On most variants, the Adventure came with an audio system capable of playing CD and radio as well as MP3. On the top variant, Mitsubishi Philippines gave the Adventure a 6.2-inch touch screen LCD which has Bluetooth connectivity, navigation, and DVD playback.
In some cases, the Mitsubishi Adventure can fit in a whopping 8 people including the driver
>>> You might like to read: Mitsubishi Adventure: An adventure for all seasons
Another famous AUV that’s still commonly seen on Philippine roads either as a UV Express or a family vehicle is the Toyota Kijang.
Its roots can be traced back to the iconic Tamaraw but the boxy shape is gone
Better known locally as the Toyota Revo, its roots can technically be traced back to the Toyota Tamaraw (1977-2005).
It gained popularity here in the Philippines due to its affordability, its really tough and capable suspension, and its high seating capacity. This made the Revo ideal of places with sub-standard roads and even in areas where the roads aren’t cemented at all.
Due to the high seating capacity, the Revo excels at functioning not only as a family vehicle, but many UV Operators also favor it.
The Revo's interior features a lot of hard plastics. A tad simple, but really durable
This is because the Revo is actually based on the platform from the Hilux of the same era. There were two engine choices, a 2.4-liter diesel engine, and 1.8-liter gasoline. Both were inline-4’s and both were really easy to repair and cheap to operate.
For 2000-2002 (F80/F81) versions, the Revo received a lot of change. For one thing, it gained two new engines; a 2.0-liter single overhead cam EFI gasoline engine and a 2.4-liter OHC diesel engine.
After the F80/F81 models came the F82 Revo variants which were sold from 2003 to 2005. This Revo model year had received numerous exterior styling updates but no changes were made to its engine, powertrain, and chassis.
While it sold really well, the Toyota Revo was discontinued in 2005. It was replaced by the numerous models under Toyota’s IMV project and the Toyota Avanza.
>>> Visit our cars for sale section to broaden your choice
Known as the Isuzu Panther in Indonesia and as the Hi-Lander and later the Crosswind here in the Philippines, this model was made to carry a lot of passengers all the while being robust enough to meet the conditions in the Philipines, Indonesia, India, and Vietnam.
So just like the rest of the AUVs listed here, the Hilander Crosswind gained a reputation for being a very robust vehicle that can do well where ever you put it just like the Isuzu made pick-up truck it was based on.
The Isuzu Crosswind is one of the most modern AUVs ever made in terms of styling
For the first-generation Isuzu Crosswind, Isuzu gave it a 2.2-liter 4JA1 inline-4 diesel engine that made 81 horsepower and 170 Nm of torque. Just like the Revo which the Hilander/Crosswind competed with closely, it had a rear-wheel-drive layout and a five-speed manual.

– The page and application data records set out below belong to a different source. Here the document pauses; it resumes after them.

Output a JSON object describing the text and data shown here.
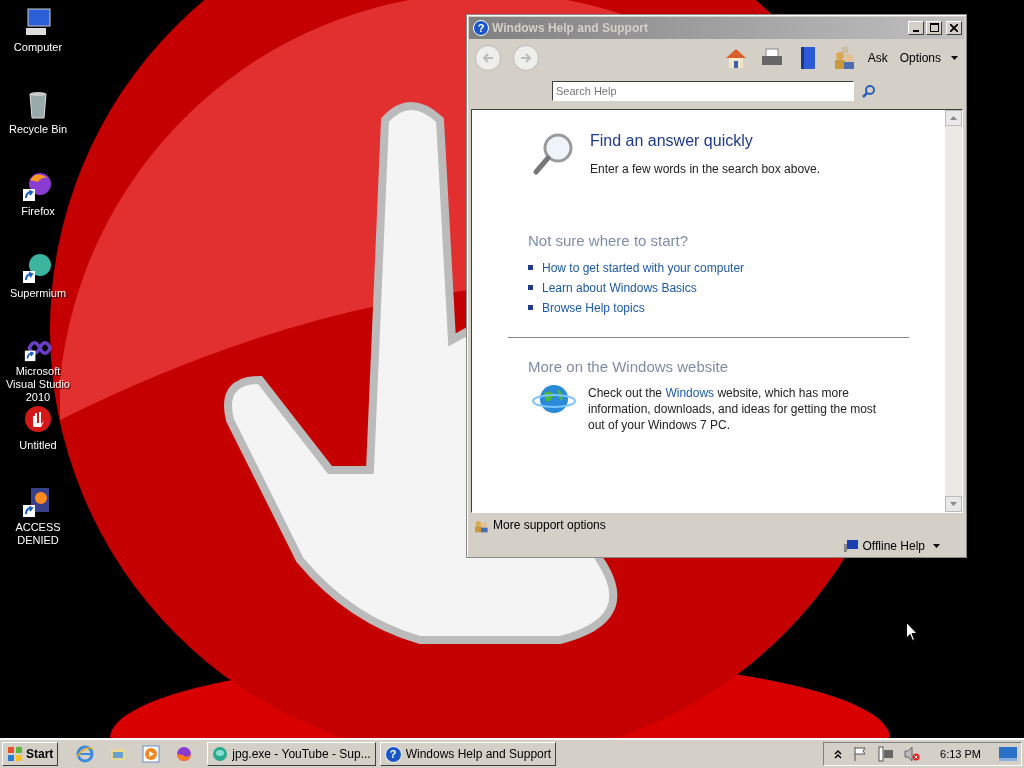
{
  "desktop_icons": [
    {
      "label": "Computer",
      "kind": "computer",
      "shortcut": false
    },
    {
      "label": "Recycle Bin",
      "kind": "recycle",
      "shortcut": false
    },
    {
      "label": "Firefox",
      "kind": "firefox",
      "shortcut": true
    },
    {
      "label": "Supermium",
      "kind": "supermium",
      "shortcut": true
    },
    {
      "label": "Microsoft Visual Studio 2010",
      "kind": "vs",
      "shortcut": true
    },
    {
      "label": "Untitled",
      "kind": "stop",
      "shortcut": false
    },
    {
      "label": "ACCESS DENIED",
      "kind": "file",
      "shortcut": true
    }
  ],
  "window": {
    "icon_glyph": "?",
    "title": "Windows Help and Support",
    "active": false,
    "toolbar": {
      "ask": "Ask",
      "options": "Options"
    },
    "search": {
      "placeholder": "Search Help"
    },
    "content": {
      "heading": "Find an answer quickly",
      "subtext": "Enter a few words in the search box above.",
      "section_title": "Not sure where to start?",
      "links": [
        "How to get started with your computer",
        "Learn about Windows Basics",
        "Browse Help topics"
      ],
      "website_title": "More on the Windows website",
      "website_before": "Check out the ",
      "website_link": "Windows",
      "website_after": " website, which has more information, downloads, and ideas for getting the most out of your Windows 7 PC."
    },
    "footer": {
      "support": "More support options",
      "offline": "Offline Help"
    }
  },
  "taskbar": {
    "start": "Start",
    "tasks": [
      {
        "label": "jpg.exe - YouTube - Sup...",
        "kind": "browser",
        "selected": false
      },
      {
        "label": "Windows Help and Support",
        "kind": "help",
        "icon_glyph": "?",
        "selected": false
      }
    ],
    "clock": "6:13 PM"
  }
}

And yes, while the interior from early was a bit simple with fabric seating and even a cassette player, Isuzu made the Crosswind keep up by giving its top of the line variants, the Sportivo, Sportivo X-Max/Sportivo+/Sportivo X (2009-2015) an LCD monitor, and a set of leather seats.
While the Toyota Tamaraw is indeed the ancestor of the Toyota Revo, it deserves a spot here on our list due to being so ubiquitous here in the Philippines especially the third-generation model.

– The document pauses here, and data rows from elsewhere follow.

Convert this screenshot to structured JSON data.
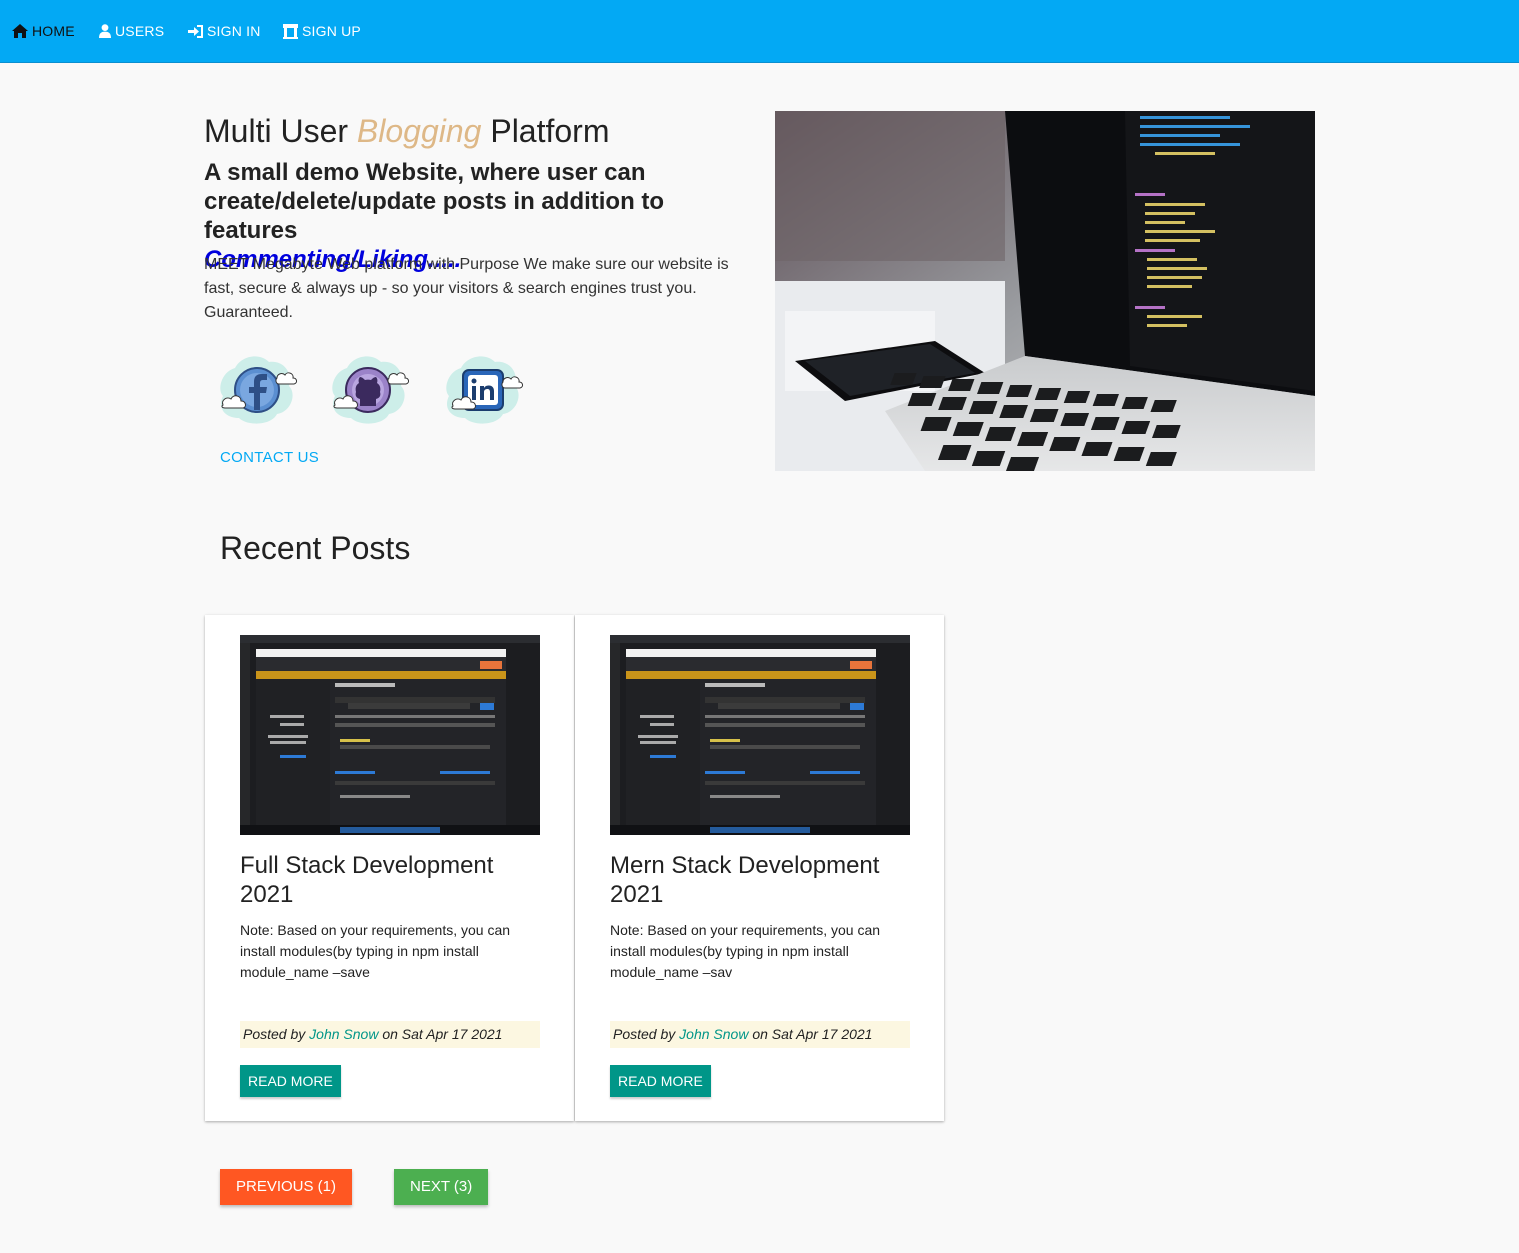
{
  "nav": {
    "items": [
      {
        "label": "HOME",
        "icon": "home-icon"
      },
      {
        "label": "USERS",
        "icon": "user-icon"
      },
      {
        "label": "SIGN IN",
        "icon": "sign-in-icon"
      },
      {
        "label": "SIGN UP",
        "icon": "institution-icon"
      }
    ],
    "active": "HOME"
  },
  "hero": {
    "title_pre": "Multi User ",
    "title_accent": "Blogging",
    "title_post": " Platform",
    "subtitle": "A small demo Website, where user can create/delete/update posts in addition to features",
    "subtitle_features": "Commenting/Liking.....",
    "description": "MEET Megabyte Web platform with Purpose We make sure our website is fast, secure & always up - so your visitors & search engines trust you. Guaranteed.",
    "social": [
      {
        "name": "facebook",
        "icon": "facebook-icon"
      },
      {
        "name": "github",
        "icon": "github-icon"
      },
      {
        "name": "linkedin",
        "icon": "linkedin-icon"
      }
    ],
    "contact_label": "CONTACT US",
    "image_icon": "laptop-code-photo"
  },
  "recent": {
    "title": "Recent Posts",
    "posts": [
      {
        "title": "Full Stack Development 2021",
        "excerpt": "Note: Based on your requirements, you can install modules(by typing in npm install module_name –save",
        "posted_by": "Posted by",
        "author": "John Snow",
        "on": "on",
        "date": "Sat Apr 17 2021",
        "read_more": "READ MORE"
      },
      {
        "title": "Mern Stack Development 2021",
        "excerpt": "Note: Based on your requirements, you can install modules(by typing in npm install module_name –sav",
        "posted_by": "Posted by",
        "author": "John Snow",
        "on": "on",
        "date": "Sat Apr 17 2021",
        "read_more": "READ MORE"
      }
    ]
  },
  "pagination": {
    "previous_label": "PREVIOUS (1)",
    "next_label": "NEXT (3)"
  },
  "colors": {
    "nav_bg": "#03a9f4",
    "accent_text": "#deb887",
    "feature_text": "#0000dd",
    "teal": "#009688",
    "previous_bg": "#ff5722",
    "next_bg": "#4caf50",
    "meta_bg": "#fcf7e1"
  }
}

Why is this model so famous?
The Tamaraw FX's boxy profile is unmistakable
It’s because despite being so barebones, the Toyota Tamaraw, like the AUVs on this list can fit an entire family and it can take a beating. Also, it’s pretty easy to repair and parts are still easy to find even after all these years.

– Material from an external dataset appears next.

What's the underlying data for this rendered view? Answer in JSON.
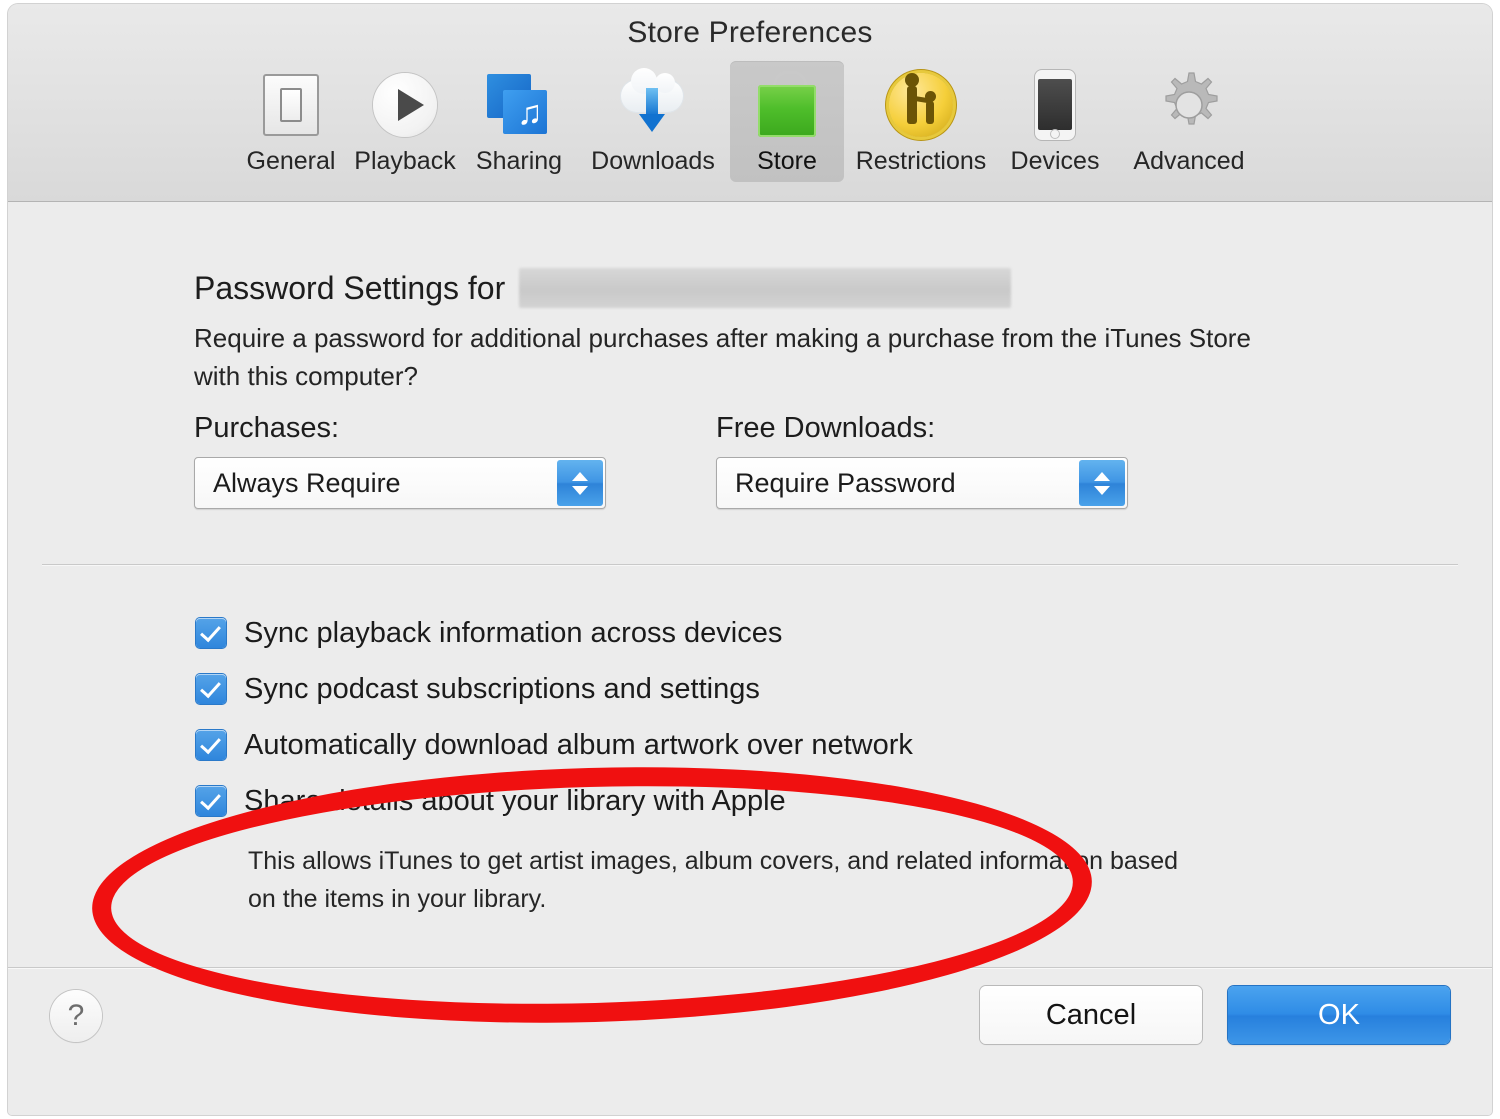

3rd-gen Toyota Tamaraw otherwise known as the F40 (1993-2002) only made 87 horsepower with its gasoline engine, and the diesel made around 69 horsepower. All variants had a 5-speed manual and had a rear-wheel-drive layout.
While that kind of power today is minuscule for a diesel engine, surviving Tamaraw FX units plying Philippine roads today can still keep up with a lot of other vehicles on the road.
For more guides like this one, keep reading here on Philkotse.com.